“I love the energy of the board and what's going on,” she said, adding she anticipates the next term will be a “productive” one for the board.
Ham said she believes the election's outcomes were partly based on the public venting over the board’s handling of various issues during its current term — including the botched roll out of the Summit online learning platform, and bullying in schools — an issue that came up during contentious public discussions last spring.
Ham brought up other topics — including the fact public address occurs at the end of board meetings and a board that seemed to be pushing for new school construction — as other examples which showed the board, as currently constituted, seems disconnected from its constituents.
Corey Nash, former vice chairman of the Republican Town Committee, said candidates from his party appeared to have done a better job overall of introducing themselves first as individuals and then introducing their political stances.
“It appears the Republicans did a really good job in doing that. But it's not to say the Democrats I met did a bad job,” said Nash, who interviewed candidates from both parties on the Cheshire Cast podcast, which he co-hosts. In the end, though, the results of the election are what they are.
“I myself made very informed votes when I went to the polls. I had the privilege of speaking to every candidate,” Nash said. “That was an amazing experience for me. The one thing every candidate has in common, win or lose, is that they are all very passionate about town. Passionate about what they feel can be done here.
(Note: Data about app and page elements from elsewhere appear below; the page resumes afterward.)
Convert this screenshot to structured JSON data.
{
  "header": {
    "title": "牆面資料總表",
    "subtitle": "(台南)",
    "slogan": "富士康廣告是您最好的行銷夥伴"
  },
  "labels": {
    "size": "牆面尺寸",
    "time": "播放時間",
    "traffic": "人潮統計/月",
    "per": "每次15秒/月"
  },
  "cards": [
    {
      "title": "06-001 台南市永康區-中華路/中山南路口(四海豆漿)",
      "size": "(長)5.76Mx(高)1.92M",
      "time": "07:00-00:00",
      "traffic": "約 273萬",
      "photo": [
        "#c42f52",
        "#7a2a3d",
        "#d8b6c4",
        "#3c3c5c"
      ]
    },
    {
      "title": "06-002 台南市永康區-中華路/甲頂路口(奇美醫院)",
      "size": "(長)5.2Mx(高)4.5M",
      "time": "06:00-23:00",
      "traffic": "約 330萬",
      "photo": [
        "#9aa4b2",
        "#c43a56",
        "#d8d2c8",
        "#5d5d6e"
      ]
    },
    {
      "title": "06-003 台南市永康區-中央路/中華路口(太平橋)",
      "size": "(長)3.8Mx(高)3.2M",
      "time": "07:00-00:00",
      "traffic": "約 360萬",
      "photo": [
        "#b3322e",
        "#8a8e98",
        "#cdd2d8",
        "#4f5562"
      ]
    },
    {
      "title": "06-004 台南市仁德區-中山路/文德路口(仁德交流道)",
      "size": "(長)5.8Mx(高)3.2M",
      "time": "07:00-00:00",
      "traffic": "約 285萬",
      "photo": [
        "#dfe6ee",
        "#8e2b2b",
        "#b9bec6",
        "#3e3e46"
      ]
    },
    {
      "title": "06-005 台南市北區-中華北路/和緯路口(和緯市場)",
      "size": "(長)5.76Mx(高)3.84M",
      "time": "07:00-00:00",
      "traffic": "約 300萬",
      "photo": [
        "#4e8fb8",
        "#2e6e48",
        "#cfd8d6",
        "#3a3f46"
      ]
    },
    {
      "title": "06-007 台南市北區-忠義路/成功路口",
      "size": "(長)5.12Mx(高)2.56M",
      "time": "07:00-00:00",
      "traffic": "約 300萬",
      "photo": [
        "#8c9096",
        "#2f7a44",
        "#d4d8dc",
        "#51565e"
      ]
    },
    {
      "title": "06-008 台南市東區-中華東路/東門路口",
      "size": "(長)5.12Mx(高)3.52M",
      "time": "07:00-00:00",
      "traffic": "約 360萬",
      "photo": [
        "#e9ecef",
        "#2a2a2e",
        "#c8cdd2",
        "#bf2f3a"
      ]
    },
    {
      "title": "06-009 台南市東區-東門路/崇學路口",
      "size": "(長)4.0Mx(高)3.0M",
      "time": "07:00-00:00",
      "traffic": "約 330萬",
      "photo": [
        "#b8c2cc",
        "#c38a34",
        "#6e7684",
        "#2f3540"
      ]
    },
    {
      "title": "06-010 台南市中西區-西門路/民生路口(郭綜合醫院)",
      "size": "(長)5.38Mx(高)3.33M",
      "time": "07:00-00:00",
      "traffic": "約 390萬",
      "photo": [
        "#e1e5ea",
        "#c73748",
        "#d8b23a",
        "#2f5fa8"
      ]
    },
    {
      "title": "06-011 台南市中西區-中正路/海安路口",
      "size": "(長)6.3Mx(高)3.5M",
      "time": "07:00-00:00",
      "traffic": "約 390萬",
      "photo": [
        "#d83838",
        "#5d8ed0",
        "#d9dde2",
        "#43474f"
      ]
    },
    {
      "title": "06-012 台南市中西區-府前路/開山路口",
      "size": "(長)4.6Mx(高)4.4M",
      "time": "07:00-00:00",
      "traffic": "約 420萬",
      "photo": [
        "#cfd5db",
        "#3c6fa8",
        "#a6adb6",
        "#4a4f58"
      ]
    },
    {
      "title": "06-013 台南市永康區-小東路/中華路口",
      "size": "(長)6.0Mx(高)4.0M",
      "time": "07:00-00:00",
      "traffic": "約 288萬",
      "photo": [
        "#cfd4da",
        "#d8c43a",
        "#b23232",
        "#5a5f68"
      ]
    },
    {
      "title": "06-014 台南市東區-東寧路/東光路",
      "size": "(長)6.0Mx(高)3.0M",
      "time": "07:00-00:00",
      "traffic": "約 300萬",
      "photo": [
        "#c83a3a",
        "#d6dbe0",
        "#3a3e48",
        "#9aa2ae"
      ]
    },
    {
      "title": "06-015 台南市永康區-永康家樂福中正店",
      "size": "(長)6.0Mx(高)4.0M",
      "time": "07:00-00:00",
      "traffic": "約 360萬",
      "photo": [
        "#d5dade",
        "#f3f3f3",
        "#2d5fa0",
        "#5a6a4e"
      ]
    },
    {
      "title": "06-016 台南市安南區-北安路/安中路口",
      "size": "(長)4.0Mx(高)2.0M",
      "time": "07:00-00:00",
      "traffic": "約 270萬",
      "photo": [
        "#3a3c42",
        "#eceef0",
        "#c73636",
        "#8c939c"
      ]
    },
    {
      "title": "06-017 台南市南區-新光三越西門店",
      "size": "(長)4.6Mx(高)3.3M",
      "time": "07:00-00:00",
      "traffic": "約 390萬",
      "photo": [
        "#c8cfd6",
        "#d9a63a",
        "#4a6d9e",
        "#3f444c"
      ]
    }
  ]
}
I didn't get a lot of trash talk. I met a really lot of passionate people. Every citizen should be proud we have those types of people in town.”